- Martin, D. M., Gershenzon, J., & Bohlmann, J. (2003). Induction of volatile terpene biosynthesis and diurnal emission by methyl jasmonate in foliage of Norway spruce. Plant physiology, 132(3), 1586-1599.
- McGee, H. (2020). Nose Dive: A Field Guide to the World’s Smells. Penguin Press, New York
- Ikei, H., Song, C., & Miyazaki, Y. (2016). Effects of olfactory stimulation by α-pinene on autonomic nervous activity. Journal of Wood Science, 62(6), 568-572.
- Lee, J., Park, B. J., Tsunetsugu, Y., Ohira, T., Kagawa, T., & Miyazaki, Y. (2011). Effect of forest bathing on physiological and psychological responses in young Japanese male subjects. Public health, 125(2), 93-100.
- Herz, R. S. (2009). Aromatherapy facts and fictions: a scientific analysis of olfactory effects on mood, physiology and behavior. International Journal of Neuroscience, 119(2), 263-290.
- Garshol, L. (2017). The juniper mystery. Blog: https://www.garshol.priv.no/blog/368.html
- Macchioni, F., Cioni, P. L., Flamini, G., Morelli, I., Maccioni, S., & Ansaldi, M. (2003). Chemical composition of essential oils from needles, branches and cones of Pinus pinea, P. halepensis, P. pinaster and P. nigra from central ltaly. Flavour and Fragrance Journal, 18(2), 139-143.
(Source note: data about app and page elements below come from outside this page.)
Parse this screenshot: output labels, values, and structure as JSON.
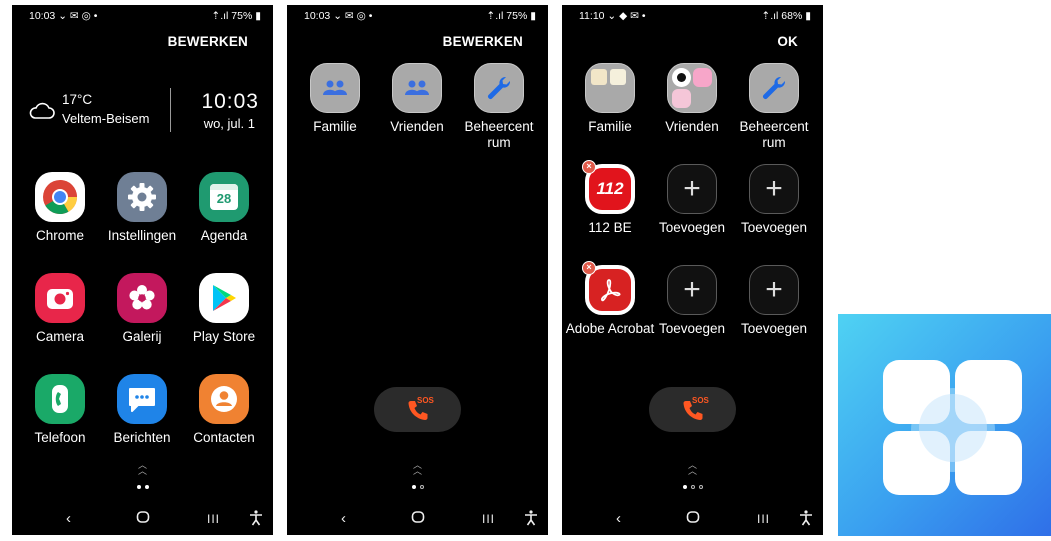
{
  "screens": [
    {
      "status": {
        "time": "10:03 ⌄ ✉ ◎ •",
        "right": "⇡.ıl 75% ▮"
      },
      "top_action": "BEWERKEN",
      "weather": {
        "temp": "17°C",
        "place": "Veltem-Beisem",
        "time": "10:03",
        "date": "wo, jul. 1"
      },
      "apps": [
        "Chrome",
        "Instellingen",
        "Agenda",
        "Camera",
        "Galerij",
        "Play Store",
        "Telefoon",
        "Berichten",
        "Contacten"
      ],
      "agenda_day": "28"
    },
    {
      "status": {
        "time": "10:03 ⌄ ✉ ◎ •",
        "right": "⇡.ıl 75% ▮"
      },
      "top_action": "BEWERKEN",
      "apps": [
        "Familie",
        "Vrienden",
        "Beheercent rum"
      ],
      "sos": "SOS"
    },
    {
      "status": {
        "time": "11:10 ⌄ ◆ ✉ •",
        "right": "⇡.ıl 68% ▮"
      },
      "top_action": "OK",
      "apps": [
        "Familie",
        "Vrienden",
        "Beheercent rum",
        "112 BE",
        "Toevoegen",
        "Toevoegen",
        "Adobe Acrobat",
        "Toevoegen",
        "Toevoegen"
      ],
      "badge_112": "112",
      "sos": "SOS"
    }
  ],
  "colors": {
    "background": "#000000",
    "folder": "#a9a9a9",
    "people_icon": "#3b6fe0",
    "wrench_icon": "#1e6ae6",
    "sos_phone": "#ff5722",
    "red_112": "#e1141c",
    "acrobat": "#d72222",
    "logo_gradient": [
      "#4fd2f3",
      "#2f6fe8"
    ]
  },
  "icons": [
    "cloud-icon",
    "people-icon",
    "wrench-icon",
    "plus-icon",
    "phone-sos-icon",
    "back-icon",
    "home-icon",
    "recents-icon",
    "accessibility-icon",
    "remove-badge-icon"
  ]
}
- Natsume, S., Takagi, H., Shiraishi, A., Murata, J., Toyonaga, H., Patzak, J., … & Yoshida, K. (2015). The draft genome of hop (Humulus lupulus), an essence for brewing. Plant and cell physiology, 56(3), 428-441.